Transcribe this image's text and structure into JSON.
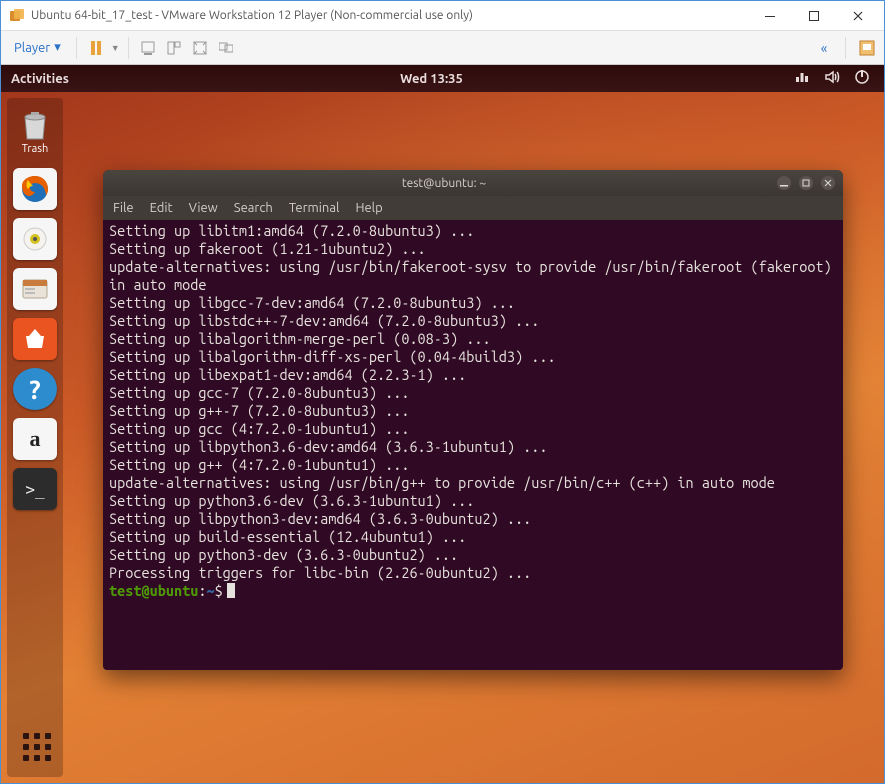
{
  "window": {
    "title": "Ubuntu 64-bit_17_test - VMware Workstation 12 Player (Non-commercial use only)"
  },
  "vmtoolbar": {
    "player_label": "Player"
  },
  "topbar": {
    "activities": "Activities",
    "clock": "Wed 13:35"
  },
  "launcher": {
    "trash_label": "Trash"
  },
  "terminal": {
    "title": "test@ubuntu: ~",
    "menu": {
      "file": "File",
      "edit": "Edit",
      "view": "View",
      "search": "Search",
      "terminal": "Terminal",
      "help": "Help"
    },
    "lines": [
      "Setting up libitm1:amd64 (7.2.0-8ubuntu3) ...",
      "Setting up fakeroot (1.21-1ubuntu2) ...",
      "update-alternatives: using /usr/bin/fakeroot-sysv to provide /usr/bin/fakeroot (fakeroot) in auto mode",
      "Setting up libgcc-7-dev:amd64 (7.2.0-8ubuntu3) ...",
      "Setting up libstdc++-7-dev:amd64 (7.2.0-8ubuntu3) ...",
      "Setting up libalgorithm-merge-perl (0.08-3) ...",
      "Setting up libalgorithm-diff-xs-perl (0.04-4build3) ...",
      "Setting up libexpat1-dev:amd64 (2.2.3-1) ...",
      "Setting up gcc-7 (7.2.0-8ubuntu3) ...",
      "Setting up g++-7 (7.2.0-8ubuntu3) ...",
      "Setting up gcc (4:7.2.0-1ubuntu1) ...",
      "Setting up libpython3.6-dev:amd64 (3.6.3-1ubuntu1) ...",
      "Setting up g++ (4:7.2.0-1ubuntu1) ...",
      "update-alternatives: using /usr/bin/g++ to provide /usr/bin/c++ (c++) in auto mode",
      "Setting up python3.6-dev (3.6.3-1ubuntu1) ...",
      "Setting up libpython3-dev:amd64 (3.6.3-0ubuntu2) ...",
      "Setting up build-essential (12.4ubuntu1) ...",
      "Setting up python3-dev (3.6.3-0ubuntu2) ...",
      "Processing triggers for libc-bin (2.26-0ubuntu2) ..."
    ],
    "prompt": {
      "user": "test@ubuntu",
      "sep": ":",
      "path": "~",
      "end": "$"
    }
  },
  "icons": {
    "minimize": "minimize-icon",
    "maximize": "maximize-icon",
    "close": "close-icon"
  }
}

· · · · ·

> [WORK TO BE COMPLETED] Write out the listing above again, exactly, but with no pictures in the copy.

> [EXPECTED ANSWER]
Transcribe this image's text and structure into JSON.
{
  "window": {
    "title": "Ubuntu 64-bit_17_test - VMware Workstation 12 Player (Non-commercial use only)"
  },
  "vmtoolbar": {
    "player_label": "Player"
  },
  "topbar": {
    "activities": "Activities",
    "clock": "Wed 13:35"
  },
  "launcher": {
    "trash_label": "Trash"
  },
  "terminal": {
    "title": "test@ubuntu: ~",
    "menu": {
      "file": "File",
      "edit": "Edit",
      "view": "View",
      "search": "Search",
      "terminal": "Terminal",
      "help": "Help"
    },
    "lines": [
      "Setting up libitm1:amd64 (7.2.0-8ubuntu3) ...",
      "Setting up fakeroot (1.21-1ubuntu2) ...",
      "update-alternatives: using /usr/bin/fakeroot-sysv to provide /usr/bin/fakeroot (fakeroot) in auto mode",
      "Setting up libgcc-7-dev:amd64 (7.2.0-8ubuntu3) ...",
      "Setting up libstdc++-7-dev:amd64 (7.2.0-8ubuntu3) ...",
      "Setting up libalgorithm-merge-perl (0.08-3) ...",
      "Setting up libalgorithm-diff-xs-perl (0.04-4build3) ...",
      "Setting up libexpat1-dev:amd64 (2.2.3-1) ...",
      "Setting up gcc-7 (7.2.0-8ubuntu3) ...",
      "Setting up g++-7 (7.2.0-8ubuntu3) ...",
      "Setting up gcc (4:7.2.0-1ubuntu1) ...",
      "Setting up libpython3.6-dev:amd64 (3.6.3-1ubuntu1) ...",
      "Setting up g++ (4:7.2.0-1ubuntu1) ...",
      "update-alternatives: using /usr/bin/g++ to provide /usr/bin/c++ (c++) in auto mode",
      "Setting up python3.6-dev (3.6.3-1ubuntu1) ...",
      "Setting up libpython3-dev:amd64 (3.6.3-0ubuntu2) ...",
      "Setting up build-essential (12.4ubuntu1) ...",
      "Setting up python3-dev (3.6.3-0ubuntu2) ...",
      "Processing triggers for libc-bin (2.26-0ubuntu2) ..."
    ],
    "prompt": {
      "user": "test@ubuntu",
      "sep": ":",
      "path": "~",
      "end": "$"
    }
  },
  "icons": {
    "minimize": "minimize-icon",
    "maximize": "maximize-icon",
    "close": "close-icon"
  }
}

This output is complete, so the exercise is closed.